▶ Instructions to follow
Whenever a line in the data holds the string "youtube", copy that line.

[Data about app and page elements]

######

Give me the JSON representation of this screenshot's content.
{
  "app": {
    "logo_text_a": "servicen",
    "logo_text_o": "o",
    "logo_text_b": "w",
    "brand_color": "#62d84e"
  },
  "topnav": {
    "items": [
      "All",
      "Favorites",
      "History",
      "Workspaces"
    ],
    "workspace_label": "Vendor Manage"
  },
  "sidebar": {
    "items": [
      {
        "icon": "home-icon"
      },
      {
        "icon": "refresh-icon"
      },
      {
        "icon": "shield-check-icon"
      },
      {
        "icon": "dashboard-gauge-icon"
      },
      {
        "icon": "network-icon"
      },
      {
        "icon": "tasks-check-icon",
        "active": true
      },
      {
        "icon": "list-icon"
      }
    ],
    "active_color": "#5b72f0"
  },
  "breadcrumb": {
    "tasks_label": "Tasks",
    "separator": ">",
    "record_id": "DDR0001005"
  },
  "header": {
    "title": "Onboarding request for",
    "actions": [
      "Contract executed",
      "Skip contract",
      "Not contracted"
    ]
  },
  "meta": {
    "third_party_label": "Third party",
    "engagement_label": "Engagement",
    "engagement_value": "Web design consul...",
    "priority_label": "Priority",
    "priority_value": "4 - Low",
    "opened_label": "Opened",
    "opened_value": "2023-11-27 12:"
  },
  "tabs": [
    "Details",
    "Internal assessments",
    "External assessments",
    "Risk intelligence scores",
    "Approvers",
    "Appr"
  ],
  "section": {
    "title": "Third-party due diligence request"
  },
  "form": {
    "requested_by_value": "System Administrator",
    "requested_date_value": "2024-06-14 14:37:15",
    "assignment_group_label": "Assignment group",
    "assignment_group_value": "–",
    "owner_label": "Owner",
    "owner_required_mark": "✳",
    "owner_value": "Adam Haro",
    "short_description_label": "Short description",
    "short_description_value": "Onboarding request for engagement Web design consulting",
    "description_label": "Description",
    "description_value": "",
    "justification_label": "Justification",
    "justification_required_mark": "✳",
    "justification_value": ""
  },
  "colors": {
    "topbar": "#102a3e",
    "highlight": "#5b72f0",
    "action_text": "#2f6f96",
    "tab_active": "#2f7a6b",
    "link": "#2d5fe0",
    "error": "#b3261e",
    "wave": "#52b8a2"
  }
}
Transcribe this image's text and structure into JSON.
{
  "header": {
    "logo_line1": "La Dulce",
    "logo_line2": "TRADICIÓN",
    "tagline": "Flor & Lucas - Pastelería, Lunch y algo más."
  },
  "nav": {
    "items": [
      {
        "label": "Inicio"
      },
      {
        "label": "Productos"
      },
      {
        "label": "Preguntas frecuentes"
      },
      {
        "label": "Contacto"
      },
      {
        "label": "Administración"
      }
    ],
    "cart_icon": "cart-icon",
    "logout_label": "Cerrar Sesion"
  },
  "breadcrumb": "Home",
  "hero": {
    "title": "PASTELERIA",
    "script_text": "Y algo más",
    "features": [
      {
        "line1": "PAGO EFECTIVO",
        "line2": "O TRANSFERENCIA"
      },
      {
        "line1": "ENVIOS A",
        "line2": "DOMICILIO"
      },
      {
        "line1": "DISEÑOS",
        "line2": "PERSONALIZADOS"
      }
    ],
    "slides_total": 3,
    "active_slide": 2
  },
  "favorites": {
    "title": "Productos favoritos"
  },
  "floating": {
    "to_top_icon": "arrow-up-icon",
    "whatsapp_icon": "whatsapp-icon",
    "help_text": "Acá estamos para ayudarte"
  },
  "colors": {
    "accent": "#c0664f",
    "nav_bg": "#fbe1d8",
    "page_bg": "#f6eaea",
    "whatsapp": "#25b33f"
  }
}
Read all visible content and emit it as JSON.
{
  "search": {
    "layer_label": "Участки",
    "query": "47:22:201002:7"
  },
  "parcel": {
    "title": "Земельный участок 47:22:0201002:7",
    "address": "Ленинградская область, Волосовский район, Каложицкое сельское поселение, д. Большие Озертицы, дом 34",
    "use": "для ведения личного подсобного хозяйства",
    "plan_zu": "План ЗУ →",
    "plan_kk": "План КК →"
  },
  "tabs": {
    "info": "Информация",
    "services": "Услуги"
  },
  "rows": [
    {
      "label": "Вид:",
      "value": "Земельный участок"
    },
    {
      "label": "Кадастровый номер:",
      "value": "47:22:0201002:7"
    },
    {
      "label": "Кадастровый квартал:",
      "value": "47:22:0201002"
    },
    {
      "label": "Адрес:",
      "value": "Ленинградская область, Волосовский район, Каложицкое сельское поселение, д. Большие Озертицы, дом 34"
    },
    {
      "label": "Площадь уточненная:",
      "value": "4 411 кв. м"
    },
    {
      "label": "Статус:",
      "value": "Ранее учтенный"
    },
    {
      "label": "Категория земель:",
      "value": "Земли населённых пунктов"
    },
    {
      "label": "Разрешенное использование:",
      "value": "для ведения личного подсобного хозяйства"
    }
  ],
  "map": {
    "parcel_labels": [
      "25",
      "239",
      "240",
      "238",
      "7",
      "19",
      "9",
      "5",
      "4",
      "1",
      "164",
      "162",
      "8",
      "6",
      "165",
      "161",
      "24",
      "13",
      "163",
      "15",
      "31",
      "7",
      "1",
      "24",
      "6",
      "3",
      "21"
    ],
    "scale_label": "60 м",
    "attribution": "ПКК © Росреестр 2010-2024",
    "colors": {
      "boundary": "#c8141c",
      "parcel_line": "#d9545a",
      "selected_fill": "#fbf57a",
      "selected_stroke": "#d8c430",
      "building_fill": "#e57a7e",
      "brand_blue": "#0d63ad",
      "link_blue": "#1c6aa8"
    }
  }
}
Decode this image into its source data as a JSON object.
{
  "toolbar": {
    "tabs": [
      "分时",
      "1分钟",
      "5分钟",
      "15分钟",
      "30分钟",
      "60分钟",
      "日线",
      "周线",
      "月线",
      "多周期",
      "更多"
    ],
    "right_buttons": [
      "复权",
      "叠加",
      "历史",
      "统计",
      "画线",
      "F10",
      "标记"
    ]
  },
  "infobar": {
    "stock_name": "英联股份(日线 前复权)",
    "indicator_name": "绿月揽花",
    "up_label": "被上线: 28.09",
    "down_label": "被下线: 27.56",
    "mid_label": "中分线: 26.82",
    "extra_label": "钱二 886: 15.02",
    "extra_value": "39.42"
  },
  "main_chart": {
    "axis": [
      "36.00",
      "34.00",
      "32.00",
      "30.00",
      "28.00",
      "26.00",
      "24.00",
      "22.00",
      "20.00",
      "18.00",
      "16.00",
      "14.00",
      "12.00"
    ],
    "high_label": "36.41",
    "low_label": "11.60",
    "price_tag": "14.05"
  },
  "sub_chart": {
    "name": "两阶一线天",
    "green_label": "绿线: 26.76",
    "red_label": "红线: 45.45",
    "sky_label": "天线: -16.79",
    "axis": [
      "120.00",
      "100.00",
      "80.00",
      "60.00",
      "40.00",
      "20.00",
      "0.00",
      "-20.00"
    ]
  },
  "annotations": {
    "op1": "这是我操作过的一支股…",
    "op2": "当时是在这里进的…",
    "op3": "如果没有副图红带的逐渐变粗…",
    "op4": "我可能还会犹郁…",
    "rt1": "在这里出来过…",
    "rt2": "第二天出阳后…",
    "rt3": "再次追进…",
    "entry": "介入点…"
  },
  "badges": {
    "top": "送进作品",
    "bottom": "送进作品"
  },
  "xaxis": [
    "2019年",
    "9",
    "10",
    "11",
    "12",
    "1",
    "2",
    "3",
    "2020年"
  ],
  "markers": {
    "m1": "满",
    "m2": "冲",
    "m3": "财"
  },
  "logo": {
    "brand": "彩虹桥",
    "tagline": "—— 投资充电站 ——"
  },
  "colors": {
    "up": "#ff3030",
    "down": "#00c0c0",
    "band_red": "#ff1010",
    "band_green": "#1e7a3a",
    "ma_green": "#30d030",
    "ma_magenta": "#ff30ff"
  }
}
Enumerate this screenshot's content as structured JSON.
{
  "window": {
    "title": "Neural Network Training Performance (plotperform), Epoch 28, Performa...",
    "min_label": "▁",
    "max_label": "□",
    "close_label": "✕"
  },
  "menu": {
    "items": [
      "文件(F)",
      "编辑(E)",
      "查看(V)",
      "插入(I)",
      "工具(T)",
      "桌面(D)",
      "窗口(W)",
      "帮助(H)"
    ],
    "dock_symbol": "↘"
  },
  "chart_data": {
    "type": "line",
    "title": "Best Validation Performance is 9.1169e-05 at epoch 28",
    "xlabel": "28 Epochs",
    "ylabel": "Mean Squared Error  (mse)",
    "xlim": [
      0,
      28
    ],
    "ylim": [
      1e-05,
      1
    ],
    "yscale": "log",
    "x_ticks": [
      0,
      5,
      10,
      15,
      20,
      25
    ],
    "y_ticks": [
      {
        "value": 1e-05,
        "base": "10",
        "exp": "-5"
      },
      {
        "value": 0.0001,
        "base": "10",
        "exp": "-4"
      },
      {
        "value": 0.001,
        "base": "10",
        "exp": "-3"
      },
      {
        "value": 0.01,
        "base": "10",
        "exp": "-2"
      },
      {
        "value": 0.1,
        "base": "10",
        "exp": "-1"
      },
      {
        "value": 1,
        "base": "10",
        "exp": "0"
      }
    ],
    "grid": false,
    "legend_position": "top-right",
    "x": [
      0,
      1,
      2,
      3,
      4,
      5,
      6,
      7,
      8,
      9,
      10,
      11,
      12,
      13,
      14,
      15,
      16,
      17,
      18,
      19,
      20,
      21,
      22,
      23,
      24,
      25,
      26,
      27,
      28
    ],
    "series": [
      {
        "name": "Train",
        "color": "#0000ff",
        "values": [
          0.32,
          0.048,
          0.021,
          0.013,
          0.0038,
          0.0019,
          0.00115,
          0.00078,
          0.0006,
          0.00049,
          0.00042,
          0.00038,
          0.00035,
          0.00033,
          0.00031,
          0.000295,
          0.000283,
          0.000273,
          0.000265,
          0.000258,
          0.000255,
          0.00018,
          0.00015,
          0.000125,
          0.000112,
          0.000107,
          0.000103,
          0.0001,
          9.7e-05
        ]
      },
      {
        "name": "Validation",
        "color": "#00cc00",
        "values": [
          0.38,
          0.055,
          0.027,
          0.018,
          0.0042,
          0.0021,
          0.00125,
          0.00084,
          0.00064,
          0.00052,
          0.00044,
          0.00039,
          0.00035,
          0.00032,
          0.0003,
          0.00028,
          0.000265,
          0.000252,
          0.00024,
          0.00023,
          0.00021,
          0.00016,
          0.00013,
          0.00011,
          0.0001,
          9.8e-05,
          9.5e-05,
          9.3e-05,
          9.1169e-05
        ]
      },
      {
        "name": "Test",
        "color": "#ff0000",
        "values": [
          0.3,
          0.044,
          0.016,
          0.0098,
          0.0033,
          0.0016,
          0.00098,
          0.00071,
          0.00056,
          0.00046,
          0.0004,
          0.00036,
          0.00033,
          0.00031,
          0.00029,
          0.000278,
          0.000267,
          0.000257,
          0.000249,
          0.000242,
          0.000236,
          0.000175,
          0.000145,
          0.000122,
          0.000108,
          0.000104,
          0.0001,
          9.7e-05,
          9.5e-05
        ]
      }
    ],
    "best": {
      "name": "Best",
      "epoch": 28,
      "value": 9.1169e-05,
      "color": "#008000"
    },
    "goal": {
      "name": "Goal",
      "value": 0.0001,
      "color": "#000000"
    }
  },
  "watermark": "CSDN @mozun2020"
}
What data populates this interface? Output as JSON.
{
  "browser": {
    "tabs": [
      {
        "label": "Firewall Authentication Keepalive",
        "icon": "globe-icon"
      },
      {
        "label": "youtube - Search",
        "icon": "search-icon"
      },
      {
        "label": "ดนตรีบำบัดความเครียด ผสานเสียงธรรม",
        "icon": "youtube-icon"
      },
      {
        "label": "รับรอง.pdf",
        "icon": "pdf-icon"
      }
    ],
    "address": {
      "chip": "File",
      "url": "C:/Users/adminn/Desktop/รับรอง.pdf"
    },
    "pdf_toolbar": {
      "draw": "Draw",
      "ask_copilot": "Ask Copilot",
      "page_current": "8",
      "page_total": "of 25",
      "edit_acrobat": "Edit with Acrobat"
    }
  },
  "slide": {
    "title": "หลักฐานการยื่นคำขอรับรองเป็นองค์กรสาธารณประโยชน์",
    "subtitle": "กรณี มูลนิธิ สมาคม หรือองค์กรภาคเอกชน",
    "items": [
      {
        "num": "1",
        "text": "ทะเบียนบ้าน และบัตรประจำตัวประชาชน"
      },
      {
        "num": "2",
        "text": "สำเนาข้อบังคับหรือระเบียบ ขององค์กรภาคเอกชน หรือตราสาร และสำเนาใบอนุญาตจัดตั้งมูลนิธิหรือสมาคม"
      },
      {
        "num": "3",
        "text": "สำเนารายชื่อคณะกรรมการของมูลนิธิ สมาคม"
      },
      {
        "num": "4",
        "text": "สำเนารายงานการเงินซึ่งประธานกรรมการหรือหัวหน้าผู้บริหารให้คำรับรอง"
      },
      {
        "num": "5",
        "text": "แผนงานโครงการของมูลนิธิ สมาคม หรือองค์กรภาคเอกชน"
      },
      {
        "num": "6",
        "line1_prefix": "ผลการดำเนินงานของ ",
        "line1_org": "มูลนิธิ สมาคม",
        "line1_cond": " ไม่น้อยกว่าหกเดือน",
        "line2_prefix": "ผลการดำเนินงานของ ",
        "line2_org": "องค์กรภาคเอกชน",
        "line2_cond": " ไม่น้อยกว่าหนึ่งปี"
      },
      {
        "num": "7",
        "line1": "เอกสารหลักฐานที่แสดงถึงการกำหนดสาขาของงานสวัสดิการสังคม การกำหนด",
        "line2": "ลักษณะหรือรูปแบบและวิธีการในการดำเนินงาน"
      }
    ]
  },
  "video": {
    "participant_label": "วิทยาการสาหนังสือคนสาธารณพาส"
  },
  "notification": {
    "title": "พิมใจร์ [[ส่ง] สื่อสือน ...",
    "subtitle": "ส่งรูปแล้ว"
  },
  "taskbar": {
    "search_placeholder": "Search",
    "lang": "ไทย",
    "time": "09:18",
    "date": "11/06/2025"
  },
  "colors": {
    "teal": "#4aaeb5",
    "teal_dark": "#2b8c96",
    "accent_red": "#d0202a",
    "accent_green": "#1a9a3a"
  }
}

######

▶ Solution to this task
        "label": "youtube - Search",
        "icon": "youtube-icon"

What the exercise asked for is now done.